8. Slayton RL, Urquhart O, Araujo MWB, et al. Evidence-based clinical practice guideline on nonrestorative treatments for carious lesions: a report from the American Dental Association. J Am Dent Assoc. 2018t;149(10):837-849.e19.

9. Mei ML, Lo ECM, Chu CH. Arresting dentine caries with silver diamine fluoride: what's behind it? J Dent Res. 2018;97(7):751-758.

10. Chibinski AC, Wambier LM, Feltrin J, et al. Silver diamine fluoride has efficacy in controlling caries progression in primary teeth: a systematic review and meta-analysis. Caries Res. 2017;51(5):527-541.

11. Oliveira BH, Cunha-Cruz J, Rajendra A, Niederman R. Controlling caries in exposed root surfaces with silver diamine fluoride: a systematic review with meta-analysis. J Am Dent Assoc. 2018;149(8):671-679.e1.

12. Young DA, Quock RL, Horst J, et al. Clinical instructions for using silver diamine fluoride (SDF) in dental caries management. Compend Contin Educ Dent. 2021;42(6):e5-e9.

13. Camacho KJ, English JD, Jacob HB, et al. Silver diamine fluoride and bond strength to enamel in vitro: a pilot study. Am J Dent. 2018;31(6):317-319.

14. Quock RL, Barros JA, Yang SW, Patel SA. Effect of silver diamine fluoride on microtensile bond strength to dentin. Oper Dent. 2012;37(6):610-616.

15. Fröhlich TT, Botton G, Rocha RO. Bonding of glass-ionomer cement and adhesives to silver diamine fluoride-treated dentin: an updated systematic review and meta-analysis. J Adhes Dent. 2022;24(1):29-38.

16. Jiang M, Mei ML, Wong MCM, et al. Effect of silver diamine fluoride solution application on the bond strength of dentine to adhesives and to glass ionomer cements: a systematic review.

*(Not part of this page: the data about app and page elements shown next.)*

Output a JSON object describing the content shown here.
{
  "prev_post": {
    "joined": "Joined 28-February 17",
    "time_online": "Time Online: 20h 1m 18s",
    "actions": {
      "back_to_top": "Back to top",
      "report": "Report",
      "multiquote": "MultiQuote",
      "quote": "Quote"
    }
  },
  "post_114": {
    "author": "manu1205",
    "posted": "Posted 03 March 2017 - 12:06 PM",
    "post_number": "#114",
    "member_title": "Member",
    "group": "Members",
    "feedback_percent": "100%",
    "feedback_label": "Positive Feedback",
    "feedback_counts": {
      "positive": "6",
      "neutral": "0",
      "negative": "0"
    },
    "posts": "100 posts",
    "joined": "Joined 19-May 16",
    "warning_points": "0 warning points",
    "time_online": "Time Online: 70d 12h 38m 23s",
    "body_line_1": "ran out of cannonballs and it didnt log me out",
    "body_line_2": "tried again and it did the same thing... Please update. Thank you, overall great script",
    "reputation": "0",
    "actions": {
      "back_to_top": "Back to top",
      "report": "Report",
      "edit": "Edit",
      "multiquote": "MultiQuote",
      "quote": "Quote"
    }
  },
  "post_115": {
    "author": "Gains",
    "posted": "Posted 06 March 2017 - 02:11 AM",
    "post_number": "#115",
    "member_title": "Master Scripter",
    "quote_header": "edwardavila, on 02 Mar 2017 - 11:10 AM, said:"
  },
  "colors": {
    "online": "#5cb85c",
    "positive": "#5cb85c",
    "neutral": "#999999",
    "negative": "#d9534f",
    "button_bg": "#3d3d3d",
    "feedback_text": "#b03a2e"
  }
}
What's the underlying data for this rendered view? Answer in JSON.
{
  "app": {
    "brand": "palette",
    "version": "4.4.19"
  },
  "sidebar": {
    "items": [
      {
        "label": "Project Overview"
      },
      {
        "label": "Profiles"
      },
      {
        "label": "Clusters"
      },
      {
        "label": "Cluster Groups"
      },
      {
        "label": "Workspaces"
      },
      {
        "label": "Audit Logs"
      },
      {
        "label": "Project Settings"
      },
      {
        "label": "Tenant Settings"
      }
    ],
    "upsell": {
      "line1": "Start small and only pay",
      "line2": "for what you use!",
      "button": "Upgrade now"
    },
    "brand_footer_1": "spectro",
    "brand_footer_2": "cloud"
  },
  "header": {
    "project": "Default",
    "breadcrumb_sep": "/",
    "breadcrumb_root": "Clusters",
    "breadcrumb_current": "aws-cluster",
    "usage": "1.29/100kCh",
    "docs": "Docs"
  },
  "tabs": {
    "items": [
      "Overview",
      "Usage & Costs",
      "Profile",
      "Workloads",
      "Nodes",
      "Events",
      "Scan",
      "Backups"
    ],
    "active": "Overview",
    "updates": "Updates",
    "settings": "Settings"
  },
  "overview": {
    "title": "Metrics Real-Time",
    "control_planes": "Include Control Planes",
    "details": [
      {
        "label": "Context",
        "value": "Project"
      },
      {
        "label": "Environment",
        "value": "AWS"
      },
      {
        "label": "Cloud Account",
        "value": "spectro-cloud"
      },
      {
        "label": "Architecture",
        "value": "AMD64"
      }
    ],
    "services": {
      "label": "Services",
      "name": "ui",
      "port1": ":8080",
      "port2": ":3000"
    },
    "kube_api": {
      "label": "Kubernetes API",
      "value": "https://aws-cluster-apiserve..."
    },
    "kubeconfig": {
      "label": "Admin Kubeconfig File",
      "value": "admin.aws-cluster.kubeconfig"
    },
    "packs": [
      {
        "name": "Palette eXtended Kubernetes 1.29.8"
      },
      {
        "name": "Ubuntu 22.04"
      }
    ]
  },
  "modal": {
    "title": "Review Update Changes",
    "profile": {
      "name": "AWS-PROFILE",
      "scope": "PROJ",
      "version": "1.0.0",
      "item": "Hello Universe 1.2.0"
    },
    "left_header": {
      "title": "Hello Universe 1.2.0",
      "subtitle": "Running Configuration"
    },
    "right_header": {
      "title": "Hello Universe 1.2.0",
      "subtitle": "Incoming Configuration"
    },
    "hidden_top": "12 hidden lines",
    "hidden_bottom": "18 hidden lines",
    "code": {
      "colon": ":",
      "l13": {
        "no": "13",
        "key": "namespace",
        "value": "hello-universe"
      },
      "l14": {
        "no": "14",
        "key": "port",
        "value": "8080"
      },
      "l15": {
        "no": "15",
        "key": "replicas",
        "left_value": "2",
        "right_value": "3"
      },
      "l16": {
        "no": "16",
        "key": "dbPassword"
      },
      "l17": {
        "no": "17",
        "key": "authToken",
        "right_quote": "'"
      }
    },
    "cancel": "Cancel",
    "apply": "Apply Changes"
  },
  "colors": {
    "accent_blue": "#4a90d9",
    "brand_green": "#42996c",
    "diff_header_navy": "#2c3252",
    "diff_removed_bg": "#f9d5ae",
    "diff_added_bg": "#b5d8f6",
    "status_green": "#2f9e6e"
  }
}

BMC Oral Health. 2020;20(1):40.

© 2024 Conexiant | Privacy Policy